Page and application data records:

* * *

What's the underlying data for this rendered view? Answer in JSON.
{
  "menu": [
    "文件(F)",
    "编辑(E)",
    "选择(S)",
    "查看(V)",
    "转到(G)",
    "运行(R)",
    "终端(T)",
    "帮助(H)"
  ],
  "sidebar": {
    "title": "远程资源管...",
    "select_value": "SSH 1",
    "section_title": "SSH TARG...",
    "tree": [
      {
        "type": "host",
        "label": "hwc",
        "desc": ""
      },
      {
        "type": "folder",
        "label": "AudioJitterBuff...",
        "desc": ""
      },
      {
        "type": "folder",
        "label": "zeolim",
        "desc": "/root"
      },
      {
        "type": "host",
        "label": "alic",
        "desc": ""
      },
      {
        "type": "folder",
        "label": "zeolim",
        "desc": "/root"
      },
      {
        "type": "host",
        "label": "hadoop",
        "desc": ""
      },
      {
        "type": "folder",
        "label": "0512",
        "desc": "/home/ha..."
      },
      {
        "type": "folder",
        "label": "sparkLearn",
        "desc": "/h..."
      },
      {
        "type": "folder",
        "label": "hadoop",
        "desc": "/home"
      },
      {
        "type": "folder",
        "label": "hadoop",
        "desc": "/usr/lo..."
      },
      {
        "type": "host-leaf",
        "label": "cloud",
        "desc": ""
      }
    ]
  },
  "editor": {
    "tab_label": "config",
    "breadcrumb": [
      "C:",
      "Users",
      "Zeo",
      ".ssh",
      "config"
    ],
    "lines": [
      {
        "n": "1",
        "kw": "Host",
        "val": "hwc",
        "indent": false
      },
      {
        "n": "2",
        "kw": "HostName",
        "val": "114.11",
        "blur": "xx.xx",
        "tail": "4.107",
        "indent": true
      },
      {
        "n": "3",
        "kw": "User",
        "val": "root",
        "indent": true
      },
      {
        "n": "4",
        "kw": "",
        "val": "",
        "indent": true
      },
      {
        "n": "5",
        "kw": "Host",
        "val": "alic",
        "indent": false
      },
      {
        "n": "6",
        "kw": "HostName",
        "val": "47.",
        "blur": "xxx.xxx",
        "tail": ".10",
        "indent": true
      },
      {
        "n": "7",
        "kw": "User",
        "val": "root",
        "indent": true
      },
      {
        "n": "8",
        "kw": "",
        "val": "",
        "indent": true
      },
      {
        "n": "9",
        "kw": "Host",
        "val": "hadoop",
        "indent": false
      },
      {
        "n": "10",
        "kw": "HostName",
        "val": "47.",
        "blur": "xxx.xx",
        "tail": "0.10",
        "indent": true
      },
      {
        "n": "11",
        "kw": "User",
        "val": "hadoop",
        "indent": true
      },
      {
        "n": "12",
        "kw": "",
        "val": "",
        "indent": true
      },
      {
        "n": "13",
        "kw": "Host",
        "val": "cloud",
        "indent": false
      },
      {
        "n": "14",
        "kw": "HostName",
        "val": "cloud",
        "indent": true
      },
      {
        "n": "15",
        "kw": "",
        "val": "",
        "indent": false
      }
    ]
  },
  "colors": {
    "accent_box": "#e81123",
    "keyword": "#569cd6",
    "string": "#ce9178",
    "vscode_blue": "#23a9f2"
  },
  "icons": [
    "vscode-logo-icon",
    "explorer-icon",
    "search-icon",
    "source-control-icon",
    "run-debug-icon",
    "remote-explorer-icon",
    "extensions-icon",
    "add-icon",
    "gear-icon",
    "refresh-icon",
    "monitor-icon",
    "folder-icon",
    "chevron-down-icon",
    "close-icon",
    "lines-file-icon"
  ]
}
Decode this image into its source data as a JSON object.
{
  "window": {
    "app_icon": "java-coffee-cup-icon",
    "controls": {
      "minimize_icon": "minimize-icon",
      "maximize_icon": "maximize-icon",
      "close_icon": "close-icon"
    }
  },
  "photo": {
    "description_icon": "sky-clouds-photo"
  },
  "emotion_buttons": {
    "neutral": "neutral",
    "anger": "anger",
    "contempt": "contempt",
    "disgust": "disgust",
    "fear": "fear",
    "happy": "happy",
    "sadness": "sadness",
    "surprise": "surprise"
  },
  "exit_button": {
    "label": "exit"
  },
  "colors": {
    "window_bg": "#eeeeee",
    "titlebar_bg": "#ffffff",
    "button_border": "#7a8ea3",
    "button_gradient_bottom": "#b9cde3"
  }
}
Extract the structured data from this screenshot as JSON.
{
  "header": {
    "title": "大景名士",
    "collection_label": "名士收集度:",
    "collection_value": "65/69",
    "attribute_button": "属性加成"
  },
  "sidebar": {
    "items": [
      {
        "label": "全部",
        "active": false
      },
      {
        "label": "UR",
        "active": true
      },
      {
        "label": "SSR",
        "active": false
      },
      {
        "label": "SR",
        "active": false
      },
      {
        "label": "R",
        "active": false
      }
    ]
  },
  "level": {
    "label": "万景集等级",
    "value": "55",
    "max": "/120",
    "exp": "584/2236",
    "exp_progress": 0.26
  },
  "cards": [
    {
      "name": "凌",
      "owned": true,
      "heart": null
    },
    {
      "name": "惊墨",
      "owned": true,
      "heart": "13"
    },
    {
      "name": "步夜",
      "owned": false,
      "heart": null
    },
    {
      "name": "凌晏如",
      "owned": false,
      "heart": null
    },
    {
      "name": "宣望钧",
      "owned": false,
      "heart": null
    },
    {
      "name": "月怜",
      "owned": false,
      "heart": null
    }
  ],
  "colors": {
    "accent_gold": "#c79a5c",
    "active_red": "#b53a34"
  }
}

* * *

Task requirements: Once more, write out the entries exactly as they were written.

Task result:
What's the underlying data for this rendered view? Answer in JSON.
{
  "menu": [
    "文件(F)",
    "编辑(E)",
    "选择(S)",
    "查看(V)",
    "转到(G)",
    "运行(R)",
    "终端(T)",
    "帮助(H)"
  ],
  "sidebar": {
    "title": "远程资源管...",
    "select_value": "SSH 1",
    "section_title": "SSH TARG...",
    "tree": [
      {
        "type": "host",
        "label": "hwc",
        "desc": ""
      },
      {
        "type": "folder",
        "label": "AudioJitterBuff...",
        "desc": ""
      },
      {
        "type": "folder",
        "label": "zeolim",
        "desc": "/root"
      },
      {
        "type": "host",
        "label": "alic",
        "desc": ""
      },
      {
        "type": "folder",
        "label": "zeolim",
        "desc": "/root"
      },
      {
        "type": "host",
        "label": "hadoop",
        "desc": ""
      },
      {
        "type": "folder",
        "label": "0512",
        "desc": "/home/ha..."
      },
      {
        "type": "folder",
        "label": "sparkLearn",
        "desc": "/h..."
      },
      {
        "type": "folder",
        "label": "hadoop",
        "desc": "/home"
      },
      {
        "type": "folder",
        "label": "hadoop",
        "desc": "/usr/lo..."
      },
      {
        "type": "host-leaf",
        "label": "cloud",
        "desc": ""
      }
    ]
  },
  "editor": {
    "tab_label": "config",
    "breadcrumb": [
      "C:",
      "Users",
      "Zeo",
      ".ssh",
      "config"
    ],
    "lines": [
      {
        "n": "1",
        "kw": "Host",
        "val": "hwc",
        "indent": false
      },
      {
        "n": "2",
        "kw": "HostName",
        "val": "114.11",
        "blur": "xx.xx",
        "tail": "4.107",
        "indent": true
      },
      {
        "n": "3",
        "kw": "User",
        "val": "root",
        "indent": true
      },
      {
        "n": "4",
        "kw": "",
        "val": "",
        "indent": true
      },
      {
        "n": "5",
        "kw": "Host",
        "val": "alic",
        "indent": false
      },
      {
        "n": "6",
        "kw": "HostName",
        "val": "47.",
        "blur": "xxx.xxx",
        "tail": ".10",
        "indent": true
      },
      {
        "n": "7",
        "kw": "User",
        "val": "root",
        "indent": true
      },
      {
        "n": "8",
        "kw": "",
        "val": "",
        "indent": true
      },
      {
        "n": "9",
        "kw": "Host",
        "val": "hadoop",
        "indent": false
      },
      {
        "n": "10",
        "kw": "HostName",
        "val": "47.",
        "blur": "xxx.xx",
        "tail": "0.10",
        "indent": true
      },
      {
        "n": "11",
        "kw": "User",
        "val": "hadoop",
        "indent": true
      },
      {
        "n": "12",
        "kw": "",
        "val": "",
        "indent": true
      },
      {
        "n": "13",
        "kw": "Host",
        "val": "cloud",
        "indent": false
      },
      {
        "n": "14",
        "kw": "HostName",
        "val": "cloud",
        "indent": true
      },
      {
        "n": "15",
        "kw": "",
        "val": "",
        "indent": false
      }
    ]
  },
  "colors": {
    "accent_box": "#e81123",
    "keyword": "#569cd6",
    "string": "#ce9178",
    "vscode_blue": "#23a9f2"
  },
  "icons": [
    "vscode-logo-icon",
    "explorer-icon",
    "search-icon",
    "source-control-icon",
    "run-debug-icon",
    "remote-explorer-icon",
    "extensions-icon",
    "add-icon",
    "gear-icon",
    "refresh-icon",
    "monitor-icon",
    "folder-icon",
    "chevron-down-icon",
    "close-icon",
    "lines-file-icon"
  ]
}
Decode this image into its source data as a JSON object.
{
  "window": {
    "app_icon": "java-coffee-cup-icon",
    "controls": {
      "minimize_icon": "minimize-icon",
      "maximize_icon": "maximize-icon",
      "close_icon": "close-icon"
    }
  },
  "photo": {
    "description_icon": "sky-clouds-photo"
  },
  "emotion_buttons": {
    "neutral": "neutral",
    "anger": "anger",
    "contempt": "contempt",
    "disgust": "disgust",
    "fear": "fear",
    "happy": "happy",
    "sadness": "sadness",
    "surprise": "surprise"
  },
  "exit_button": {
    "label": "exit"
  },
  "colors": {
    "window_bg": "#eeeeee",
    "titlebar_bg": "#ffffff",
    "button_border": "#7a8ea3",
    "button_gradient_bottom": "#b9cde3"
  }
}
Extract the structured data from this screenshot as JSON.
{
  "header": {
    "title": "大景名士",
    "collection_label": "名士收集度:",
    "collection_value": "65/69",
    "attribute_button": "属性加成"
  },
  "sidebar": {
    "items": [
      {
        "label": "全部",
        "active": false
      },
      {
        "label": "UR",
        "active": true
      },
      {
        "label": "SSR",
        "active": false
      },
      {
        "label": "SR",
        "active": false
      },
      {
        "label": "R",
        "active": false
      }
    ]
  },
  "level": {
    "label": "万景集等级",
    "value": "55",
    "max": "/120",
    "exp": "584/2236",
    "exp_progress": 0.26
  },
  "cards": [
    {
      "name": "凌",
      "owned": true,
      "heart": null
    },
    {
      "name": "惊墨",
      "owned": true,
      "heart": "13"
    },
    {
      "name": "步夜",
      "owned": false,
      "heart": null
    },
    {
      "name": "凌晏如",
      "owned": false,
      "heart": null
    },
    {
      "name": "宣望钧",
      "owned": false,
      "heart": null
    },
    {
      "name": "月怜",
      "owned": false,
      "heart": null
    }
  ],
  "colors": {
    "accent_gold": "#c79a5c",
    "active_red": "#b53a34"
  }
}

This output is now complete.